I agree that it depends on your preference and personality to a large degree. But it also depends on your opportunity and need. When I lived in Japan I started speaking right away because I lived surrounded by the language, and there were real situations where I needed the language to communicate.
However, when learning a language where I am not surrounded by speakers, it becomes necessary to engage a tutor or language partner. The conversation is no longer real. In such situations I prefer to wait until I am able to understand and say things of genuine interest, in other words have a fairly normal conversation where the goal is to communicate, not just to utter phrases. Thus I find it more useful, and also much easier to focus on input until I reach that level.
I don’t think it matters when you start.
You need to feel comfortable. B2 is certainly a high enough level to start speaking if you want to.
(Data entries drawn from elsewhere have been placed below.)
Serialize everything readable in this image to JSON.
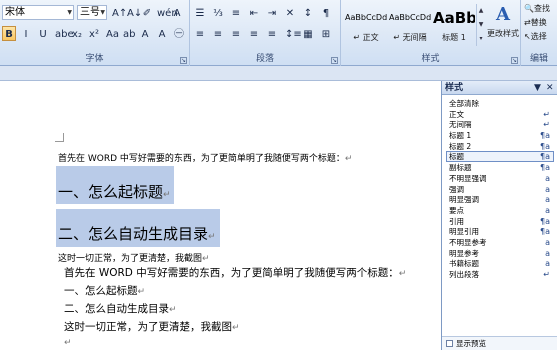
{
  "ribbon": {
    "font_group": {
      "title": "字体",
      "font_name": "宋体",
      "font_size": "三号",
      "row1": [
        {
          "name": "grow-font-button",
          "label": "A↑"
        },
        {
          "name": "shrink-font-button",
          "label": "A↓"
        },
        {
          "name": "clear-format-button",
          "label": "✐"
        },
        {
          "name": "phonetic-guide-button",
          "label": "wén"
        },
        {
          "name": "char-border-button",
          "label": "A"
        }
      ],
      "row2": [
        {
          "name": "bold-button",
          "label": "B"
        },
        {
          "name": "italic-button",
          "label": "I"
        },
        {
          "name": "underline-button",
          "label": "U"
        },
        {
          "name": "strikethrough-button",
          "label": "abe"
        },
        {
          "name": "subscript-button",
          "label": "x₂"
        },
        {
          "name": "superscript-button",
          "label": "x²"
        },
        {
          "name": "change-case-button",
          "label": "Aa"
        },
        {
          "name": "highlight-button",
          "label": "ab"
        },
        {
          "name": "font-color-button",
          "label": "A"
        },
        {
          "name": "char-shading-button",
          "label": "A"
        },
        {
          "name": "enclose-char-button",
          "label": "㊀"
        }
      ]
    },
    "paragraph_group": {
      "title": "段落",
      "row1": [
        {
          "name": "bullets-button",
          "label": "☰"
        },
        {
          "name": "numbering-button",
          "label": "⅓"
        },
        {
          "name": "multilevel-button",
          "label": "≡"
        },
        {
          "name": "decrease-indent-button",
          "label": "⇤"
        },
        {
          "name": "increase-indent-button",
          "label": "⇥"
        },
        {
          "name": "asian-layout-button",
          "label": "✕"
        },
        {
          "name": "sort-button",
          "label": "↕"
        },
        {
          "name": "show-marks-button",
          "label": "¶"
        }
      ],
      "row2": [
        {
          "name": "align-left-button",
          "label": "≡"
        },
        {
          "name": "align-center-button",
          "label": "≡"
        },
        {
          "name": "align-right-button",
          "label": "≡"
        },
        {
          "name": "justify-button",
          "label": "≡"
        },
        {
          "name": "distributed-button",
          "label": "≡"
        },
        {
          "name": "line-spacing-button",
          "label": "↕≡"
        },
        {
          "name": "shading-button",
          "label": "▦"
        },
        {
          "name": "borders-button",
          "label": "⊞"
        }
      ]
    },
    "styles_group": {
      "title": "样式",
      "tiles": [
        {
          "sample": "AaBbCcDd",
          "caption": "↵ 正文"
        },
        {
          "sample": "AaBbCcDd",
          "caption": "↵ 无间隔"
        },
        {
          "sample": "AaBb",
          "caption": "标题 1"
        }
      ],
      "change_styles": "更改样式",
      "change_icon": "A"
    },
    "edit_group": {
      "title": "编辑",
      "items": [
        "查找",
        "替换",
        "选择"
      ]
    }
  },
  "document": {
    "paragraphs": [
      {
        "text": "首先在 WORD 中写好需要的东西，为了更简单明了我随便写两个标题：",
        "mark": "↵"
      },
      {
        "text": "一、怎么起标题",
        "mark": "↵"
      },
      {
        "text": "二、怎么自动生成目录",
        "mark": "↵"
      },
      {
        "text": "这时一切正常，为了更清楚，我截图",
        "mark": "↵"
      },
      {
        "text": "首先在 WORD 中写好需要的东西，为了更简单明了我随便写两个标题：",
        "mark": "↵"
      },
      {
        "text": "一、怎么起标题",
        "mark": "↵"
      },
      {
        "text": "二、怎么自动生成目录",
        "mark": "↵"
      },
      {
        "text": "这时一切正常，为了更清楚，我截图",
        "mark": "↵"
      },
      {
        "text": "",
        "mark": "↵"
      }
    ]
  },
  "styles_pane": {
    "title": "样式",
    "pin": "▼",
    "close": "✕",
    "items": [
      {
        "label": "全部清除",
        "glyph": ""
      },
      {
        "label": "正文",
        "glyph": "↵"
      },
      {
        "label": "无间隔",
        "glyph": "↵"
      },
      {
        "label": "标题 1",
        "glyph": "¶a"
      },
      {
        "label": "标题 2",
        "glyph": "¶a"
      },
      {
        "label": "标题",
        "glyph": "¶a"
      },
      {
        "label": "副标题",
        "glyph": "¶a"
      },
      {
        "label": "不明显强调",
        "glyph": "a"
      },
      {
        "label": "强调",
        "glyph": "a"
      },
      {
        "label": "明显强调",
        "glyph": "a"
      },
      {
        "label": "要点",
        "glyph": "a"
      },
      {
        "label": "引用",
        "glyph": "¶a"
      },
      {
        "label": "明显引用",
        "glyph": "¶a"
      },
      {
        "label": "不明显参考",
        "glyph": "a"
      },
      {
        "label": "明显参考",
        "glyph": "a"
      },
      {
        "label": "书籍标题",
        "glyph": "a"
      },
      {
        "label": "列出段落",
        "glyph": "↵"
      }
    ],
    "show_preview": "显示预览"
  }
}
If you are interested, I’ve written an article about it- “When to start speaking”. Here is the link to the English version: Login - LingQ

When I started learning German, I started speaking immediately. At the time, I thought that outside of my German classes, I was going to spend my days running around Vienna using German to order food and buy train tickets, and through this alone, I would become fluent in some magically short time. This I think is a common illusion and it evaporated after a few months. I think the speaking practice I did in this time helped me a lot. I think I would have learned slower, at least initially, if I had not tried to speak straight away. On the other hand, I don’t know if it would have really made such a difference to my long term progress if I had waited a year.

When I did the 90-day challenge for Russian, I didn’t try to speak at all. Probably I would have learned more if I spent at least some time trying to speak, but Russian is such a pain in the ass to try to produce and I simply couldn’t be bothered.